YOUR INSTRUCTIONS
Gather, from the data below, each line in which the word "role" occurs.

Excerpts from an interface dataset

+--

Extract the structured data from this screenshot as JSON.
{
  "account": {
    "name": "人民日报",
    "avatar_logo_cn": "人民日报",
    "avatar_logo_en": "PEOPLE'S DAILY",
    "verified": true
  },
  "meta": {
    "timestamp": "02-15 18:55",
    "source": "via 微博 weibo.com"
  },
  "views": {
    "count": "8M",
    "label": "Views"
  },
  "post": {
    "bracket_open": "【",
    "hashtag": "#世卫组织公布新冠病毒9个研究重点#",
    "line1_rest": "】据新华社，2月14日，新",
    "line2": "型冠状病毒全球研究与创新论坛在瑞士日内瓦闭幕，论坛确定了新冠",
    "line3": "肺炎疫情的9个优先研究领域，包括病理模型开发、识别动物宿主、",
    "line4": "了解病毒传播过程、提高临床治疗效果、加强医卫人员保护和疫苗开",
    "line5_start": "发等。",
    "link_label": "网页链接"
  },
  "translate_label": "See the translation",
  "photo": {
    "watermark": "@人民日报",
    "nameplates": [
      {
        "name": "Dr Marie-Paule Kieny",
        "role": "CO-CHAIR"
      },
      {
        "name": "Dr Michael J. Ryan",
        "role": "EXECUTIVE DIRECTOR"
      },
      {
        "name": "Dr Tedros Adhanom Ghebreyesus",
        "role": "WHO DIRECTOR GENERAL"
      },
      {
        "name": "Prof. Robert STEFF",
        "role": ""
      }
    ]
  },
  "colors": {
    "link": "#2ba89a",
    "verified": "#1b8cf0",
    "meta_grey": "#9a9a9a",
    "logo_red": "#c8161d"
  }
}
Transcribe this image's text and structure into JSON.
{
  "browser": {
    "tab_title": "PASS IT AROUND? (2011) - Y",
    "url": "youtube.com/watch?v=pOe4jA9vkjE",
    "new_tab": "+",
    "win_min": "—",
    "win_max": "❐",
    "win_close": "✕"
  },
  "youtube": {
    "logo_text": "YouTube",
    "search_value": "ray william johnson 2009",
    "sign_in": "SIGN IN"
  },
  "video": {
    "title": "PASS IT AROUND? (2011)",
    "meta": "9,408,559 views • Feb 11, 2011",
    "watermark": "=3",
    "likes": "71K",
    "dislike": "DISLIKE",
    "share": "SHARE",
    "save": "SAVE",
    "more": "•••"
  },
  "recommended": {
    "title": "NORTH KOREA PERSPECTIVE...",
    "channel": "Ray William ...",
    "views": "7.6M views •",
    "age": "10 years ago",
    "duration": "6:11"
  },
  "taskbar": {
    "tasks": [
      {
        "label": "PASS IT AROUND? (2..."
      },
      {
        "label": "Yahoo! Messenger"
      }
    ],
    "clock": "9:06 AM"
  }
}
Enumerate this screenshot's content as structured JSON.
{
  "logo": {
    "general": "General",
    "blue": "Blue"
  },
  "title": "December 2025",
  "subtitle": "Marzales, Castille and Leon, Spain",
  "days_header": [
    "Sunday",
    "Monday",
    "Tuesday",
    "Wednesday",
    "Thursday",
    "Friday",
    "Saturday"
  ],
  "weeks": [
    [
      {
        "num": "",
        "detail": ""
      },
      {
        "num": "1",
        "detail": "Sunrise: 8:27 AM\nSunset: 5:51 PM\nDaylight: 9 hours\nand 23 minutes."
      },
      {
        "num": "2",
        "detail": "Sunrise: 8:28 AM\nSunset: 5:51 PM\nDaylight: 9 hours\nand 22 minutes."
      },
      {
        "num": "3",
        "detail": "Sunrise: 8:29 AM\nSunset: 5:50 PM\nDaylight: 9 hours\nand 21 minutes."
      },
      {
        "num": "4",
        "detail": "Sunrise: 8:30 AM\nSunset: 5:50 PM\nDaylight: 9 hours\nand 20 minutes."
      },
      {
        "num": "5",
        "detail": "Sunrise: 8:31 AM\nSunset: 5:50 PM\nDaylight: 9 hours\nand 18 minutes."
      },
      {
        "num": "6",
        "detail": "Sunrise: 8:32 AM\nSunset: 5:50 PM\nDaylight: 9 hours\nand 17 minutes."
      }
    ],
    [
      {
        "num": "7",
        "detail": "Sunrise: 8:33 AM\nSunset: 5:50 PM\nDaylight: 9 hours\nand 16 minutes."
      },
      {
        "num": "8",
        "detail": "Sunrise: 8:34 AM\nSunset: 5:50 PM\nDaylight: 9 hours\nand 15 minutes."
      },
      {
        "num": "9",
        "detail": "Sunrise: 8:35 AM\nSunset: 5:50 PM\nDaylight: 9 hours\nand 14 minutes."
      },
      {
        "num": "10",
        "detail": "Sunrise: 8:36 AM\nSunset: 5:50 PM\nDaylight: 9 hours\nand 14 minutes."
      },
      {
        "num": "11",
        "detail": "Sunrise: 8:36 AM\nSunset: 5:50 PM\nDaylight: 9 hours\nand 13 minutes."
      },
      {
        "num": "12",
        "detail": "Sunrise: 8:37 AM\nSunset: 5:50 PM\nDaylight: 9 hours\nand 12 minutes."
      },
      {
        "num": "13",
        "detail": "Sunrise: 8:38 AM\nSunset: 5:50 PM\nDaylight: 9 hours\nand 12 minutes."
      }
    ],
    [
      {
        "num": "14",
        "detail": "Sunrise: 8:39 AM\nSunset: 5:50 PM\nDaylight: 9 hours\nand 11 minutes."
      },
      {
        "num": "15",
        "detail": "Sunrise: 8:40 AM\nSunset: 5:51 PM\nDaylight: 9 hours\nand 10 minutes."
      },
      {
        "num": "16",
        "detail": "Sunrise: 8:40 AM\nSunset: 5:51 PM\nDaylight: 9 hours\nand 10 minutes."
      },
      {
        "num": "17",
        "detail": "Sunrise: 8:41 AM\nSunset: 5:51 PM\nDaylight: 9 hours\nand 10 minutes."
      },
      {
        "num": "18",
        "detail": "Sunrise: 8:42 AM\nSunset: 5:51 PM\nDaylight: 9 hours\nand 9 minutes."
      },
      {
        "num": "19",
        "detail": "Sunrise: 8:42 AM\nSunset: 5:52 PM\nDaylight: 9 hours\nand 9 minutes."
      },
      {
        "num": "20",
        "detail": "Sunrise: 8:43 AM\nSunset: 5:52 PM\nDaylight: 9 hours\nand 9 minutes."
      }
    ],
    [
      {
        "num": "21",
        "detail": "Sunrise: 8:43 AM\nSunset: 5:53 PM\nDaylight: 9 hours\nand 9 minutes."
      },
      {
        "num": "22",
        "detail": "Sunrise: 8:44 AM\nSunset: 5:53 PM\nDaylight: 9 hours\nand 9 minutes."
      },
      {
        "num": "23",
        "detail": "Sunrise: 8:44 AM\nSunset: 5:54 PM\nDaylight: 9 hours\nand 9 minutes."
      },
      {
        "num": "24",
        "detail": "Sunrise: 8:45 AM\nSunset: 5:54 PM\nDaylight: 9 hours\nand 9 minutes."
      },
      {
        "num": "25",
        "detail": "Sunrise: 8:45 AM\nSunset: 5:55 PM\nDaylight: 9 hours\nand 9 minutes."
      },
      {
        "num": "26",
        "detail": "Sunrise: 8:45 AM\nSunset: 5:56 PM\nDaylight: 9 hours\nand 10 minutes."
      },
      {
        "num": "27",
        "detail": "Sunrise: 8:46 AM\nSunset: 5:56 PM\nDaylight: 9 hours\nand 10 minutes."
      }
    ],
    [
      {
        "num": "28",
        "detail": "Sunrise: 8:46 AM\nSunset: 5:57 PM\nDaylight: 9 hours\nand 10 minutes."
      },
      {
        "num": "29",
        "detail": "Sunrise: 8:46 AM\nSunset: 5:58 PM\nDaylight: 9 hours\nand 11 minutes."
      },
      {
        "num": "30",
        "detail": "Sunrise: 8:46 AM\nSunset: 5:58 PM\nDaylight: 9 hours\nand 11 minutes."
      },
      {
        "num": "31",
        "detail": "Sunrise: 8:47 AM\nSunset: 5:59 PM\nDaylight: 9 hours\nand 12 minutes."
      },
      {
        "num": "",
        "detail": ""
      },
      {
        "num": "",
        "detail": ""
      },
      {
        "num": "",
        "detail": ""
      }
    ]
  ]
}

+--

RESPONSE AREA
        "role": "CO-CHAIR"
        "role": "EXECUTIVE DIRECTOR"
        "role": "WHO DIRECTOR GENERAL"
        "role": ""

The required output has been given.